As Mr Glarvey had not seemed in any way “infirm”, the bus driver did not have to wait for him to sit down before moving off from the bus stop. 63-year-old Mrs Phillips-Turner’s claim against Reading Transport Ltd failed for similar reasons.
An example of a successful claim
One claim that did succeed was that of a 3-year-old boy in the case of W (A Child) v First South Yorkshire Ltd.
W had been waiting at the bus stop in a pushchair.
After boarding the bus with help from his mother, he began to make his way down to the back of the bus while his mother put the pushchair in the luggage rack. The mother’s friend paid the three fares.
The bus driver pulled away from the bus stop at a time when W, his mother and her friend were still making their way down the aisle.
The movement of the bus caused W to fall and bang his head.
The court took the view that W fitted into the group of passengers – the elderly, infirm, encumbered and vulnerable – for whom different considerations applied when the bus driver was deciding whether he should endanger his newly-boarded passengers by driving away from the bus stop before they had sat down.
The bus driver should have waited for W to sit down.
W’s claim was successful.
Practical Steps You Can Take To Safeguard Yourself Getting onto a Bus
If you look “vulnerable”, as explained above, the bus driver should wait for you to sit down before driving off.
If you are injured because the bus moves off before you are seated, you may well have a good claim against the bus company.
On the other hand, if you are not in the protected category of vulnerable passengers then you just have to do your best to get to your seat as quickly as possible, making use of the safety supports forming part of the structure of the bus.
If the movement of the bus before you get to a seat causes you fall and suffer injury – too bad.
What if you are in some way vulnerable but that is not immediately obvious?
Bus drivers are entitled to judge you by your appearance unless you correct them.
If, say, you have a prosthetic limb or a balance problem or some other hidden infirmity, the best thing to do is tell the bus driver as you get onto the bus – preferably, loudly so that other passengers hear you say it too – and specifically request that you be allowed to sit down before the bus moves off.
That way you minimise your risk of having an accident in the first place and, if you do have an accident, maximise your chances of being able to claim for any injury you suffer.
What About Bus Accidents Involving Other Vehicles?
Bear in mind that if the bus on which you are a passenger is involved in an accident with another vehicle, you will almost certainly have grounds for a claim against someone, whether it is the bus driver or another driver.
See, for example, the case of Steadman –v- London United Busways.
It is possible that Mrs Fletcher might have been able to make a successful claim against the driver that caused the bus driver to have to carry out his emergency stop.

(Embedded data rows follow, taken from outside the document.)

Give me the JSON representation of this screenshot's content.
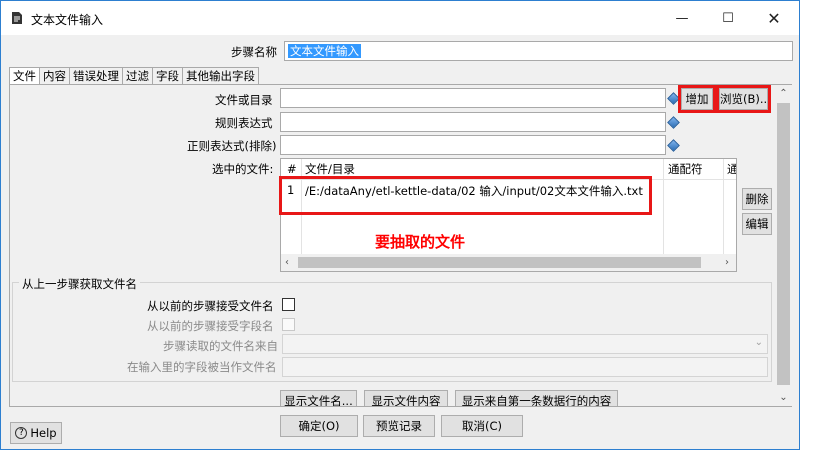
{
  "window": {
    "title": "文本文件输入",
    "minimize": "—",
    "maximize": "☐",
    "close": "✕"
  },
  "step_name": {
    "label": "步骤名称",
    "value": "文本文件输入"
  },
  "tabs": [
    "文件",
    "内容",
    "错误处理",
    "过滤",
    "字段",
    "其他输出字段"
  ],
  "file_panel": {
    "file_or_dir_label": "文件或目录",
    "regex_label": "规则表达式",
    "regex_exclude_label": "正则表达式(排除)",
    "selected_files_label": "选中的文件:",
    "add_button": "增加",
    "browse_button": "浏览(B)...",
    "delete_button": "删除",
    "edit_button": "编辑",
    "table": {
      "columns": [
        "#",
        "文件/目录",
        "通配符",
        "通"
      ],
      "rows": [
        {
          "num": "1",
          "path": "/E:/dataAny/etl-kettle-data/02 输入/input/02文本文件输入.txt"
        }
      ]
    },
    "annotation": "要抽取的文件"
  },
  "prev_step_group": {
    "title": "从上一步骤获取文件名",
    "accept_filenames_label": "从以前的步骤接受文件名",
    "accept_fieldnames_label": "从以前的步骤接受字段名",
    "step_read_from_label": "步骤读取的文件名来自",
    "field_as_filename_label": "在输入里的字段被当作文件名"
  },
  "panel_buttons": {
    "show_filenames": "显示文件名...",
    "show_content": "显示文件内容",
    "show_first_row": "显示来自第一条数据行的内容"
  },
  "footer": {
    "help": "Help",
    "ok": "确定(O)",
    "preview": "预览记录",
    "cancel": "取消(C)"
  },
  "colors": {
    "highlight_red": "#e81717",
    "selection_blue": "#3399ff"
  }
}
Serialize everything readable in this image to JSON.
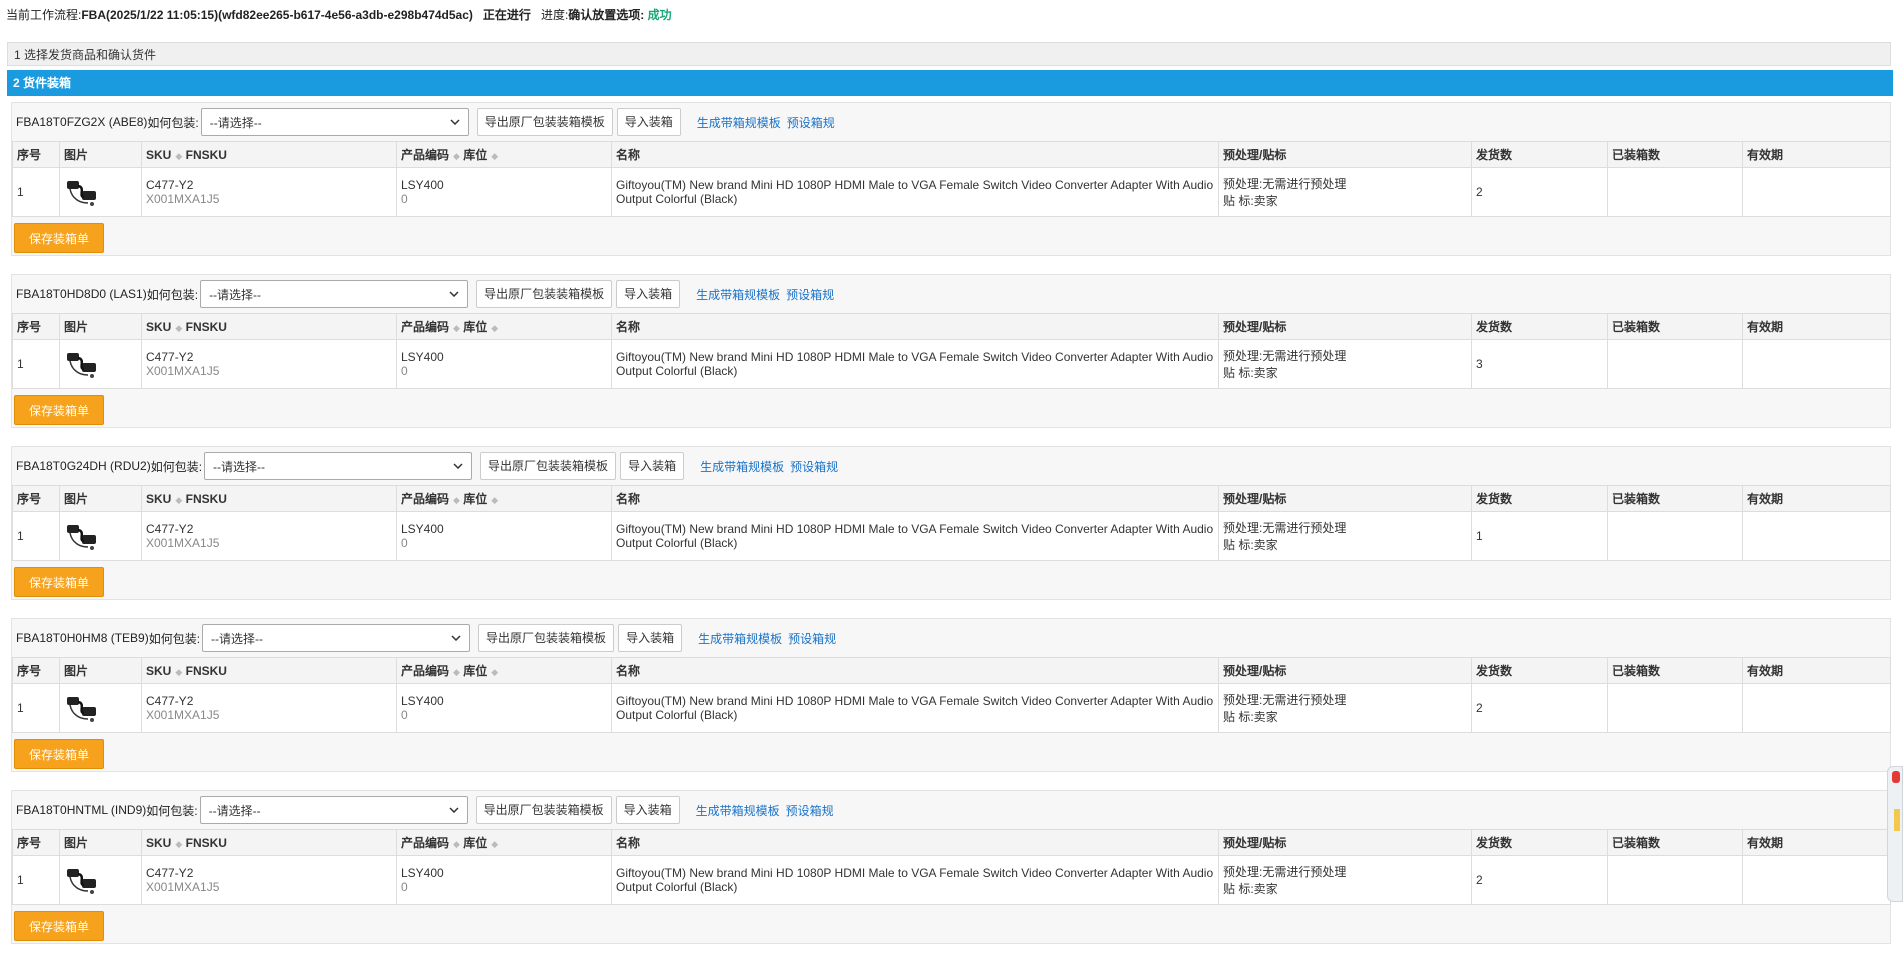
{
  "header": {
    "workflow_label": "当前工作流程:",
    "workflow_value": "FBA(2025/1/22 11:05:15)(wfd82ee265-b617-4e56-a3db-e298b474d5ac)",
    "state": "正在进行",
    "progress_label": "进度:",
    "progress_step": "确认放置选项:",
    "progress_status": "成功"
  },
  "steps": {
    "step1": "1 选择发货商品和确认货件",
    "step2": "2 货件装箱"
  },
  "common": {
    "pack_label": "如何包装:",
    "select_placeholder": "--请选择--",
    "btn_export": "导出原厂包装装箱模板",
    "btn_import": "导入装箱",
    "link_generate": "生成带箱规模板",
    "link_preset": "预设箱规",
    "save_label": "保存装箱单"
  },
  "columns": {
    "index": "序号",
    "image": "图片",
    "sku": "SKU",
    "fnsku": "FNSKU",
    "product_code": "产品编码",
    "location": "库位",
    "name": "名称",
    "prep": "预处理/贴标",
    "ship_qty": "发货数",
    "boxed_qty": "已装箱数",
    "expiry": "有效期"
  },
  "shipments": [
    {
      "id": "FBA18T0FZG2X (ABE8)",
      "row": {
        "index": "1",
        "sku": "C477-Y2",
        "fnsku": "X001MXA1J5",
        "product_code": "LSY400",
        "location": "0",
        "name": "Giftoyou(TM) New brand Mini HD 1080P HDMI Male to VGA Female Switch Video Converter Adapter With Audio Output Colorful (Black)",
        "prep": "预处理:无需进行预处理",
        "label": "贴 标:卖家",
        "ship_qty": "2",
        "boxed_qty": "",
        "expiry": ""
      }
    },
    {
      "id": "FBA18T0HD8D0 (LAS1)",
      "row": {
        "index": "1",
        "sku": "C477-Y2",
        "fnsku": "X001MXA1J5",
        "product_code": "LSY400",
        "location": "0",
        "name": "Giftoyou(TM) New brand Mini HD 1080P HDMI Male to VGA Female Switch Video Converter Adapter With Audio Output Colorful (Black)",
        "prep": "预处理:无需进行预处理",
        "label": "贴 标:卖家",
        "ship_qty": "3",
        "boxed_qty": "",
        "expiry": ""
      }
    },
    {
      "id": "FBA18T0G24DH (RDU2)",
      "row": {
        "index": "1",
        "sku": "C477-Y2",
        "fnsku": "X001MXA1J5",
        "product_code": "LSY400",
        "location": "0",
        "name": "Giftoyou(TM) New brand Mini HD 1080P HDMI Male to VGA Female Switch Video Converter Adapter With Audio Output Colorful (Black)",
        "prep": "预处理:无需进行预处理",
        "label": "贴 标:卖家",
        "ship_qty": "1",
        "boxed_qty": "",
        "expiry": ""
      }
    },
    {
      "id": "FBA18T0H0HM8 (TEB9)",
      "row": {
        "index": "1",
        "sku": "C477-Y2",
        "fnsku": "X001MXA1J5",
        "product_code": "LSY400",
        "location": "0",
        "name": "Giftoyou(TM) New brand Mini HD 1080P HDMI Male to VGA Female Switch Video Converter Adapter With Audio Output Colorful (Black)",
        "prep": "预处理:无需进行预处理",
        "label": "贴 标:卖家",
        "ship_qty": "2",
        "boxed_qty": "",
        "expiry": ""
      }
    },
    {
      "id": "FBA18T0HNTML (IND9)",
      "row": {
        "index": "1",
        "sku": "C477-Y2",
        "fnsku": "X001MXA1J5",
        "product_code": "LSY400",
        "location": "0",
        "name": "Giftoyou(TM) New brand Mini HD 1080P HDMI Male to VGA Female Switch Video Converter Adapter With Audio Output Colorful (Black)",
        "prep": "预处理:无需进行预处理",
        "label": "贴 标:卖家",
        "ship_qty": "2",
        "boxed_qty": "",
        "expiry": ""
      }
    }
  ],
  "colors": {
    "step_active": "#1a9be0",
    "save_button": "#f7a21c",
    "link": "#1a73c9",
    "success": "#1aa67a"
  },
  "icons": {
    "product_thumbnail": "hdmi-vga-adapter-image",
    "select_arrow": "chevron-down-icon",
    "sort": "sort-icon"
  }
}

If that other driver could not be identified, the claim could be made through the Untraced Drivers’ Agreement operated by the Motor Insurers’ Bureau.
How we can help you
If you have had an accident on or involving a bus and suffered injury, contact us for a chat – all initial enquiries are free of charge and without obligation.
I (Peter Brash) can be contacted via firstname.lastname@example.org or 01343 564813 or complete and send us your free claim enquiry form by clicking HERE.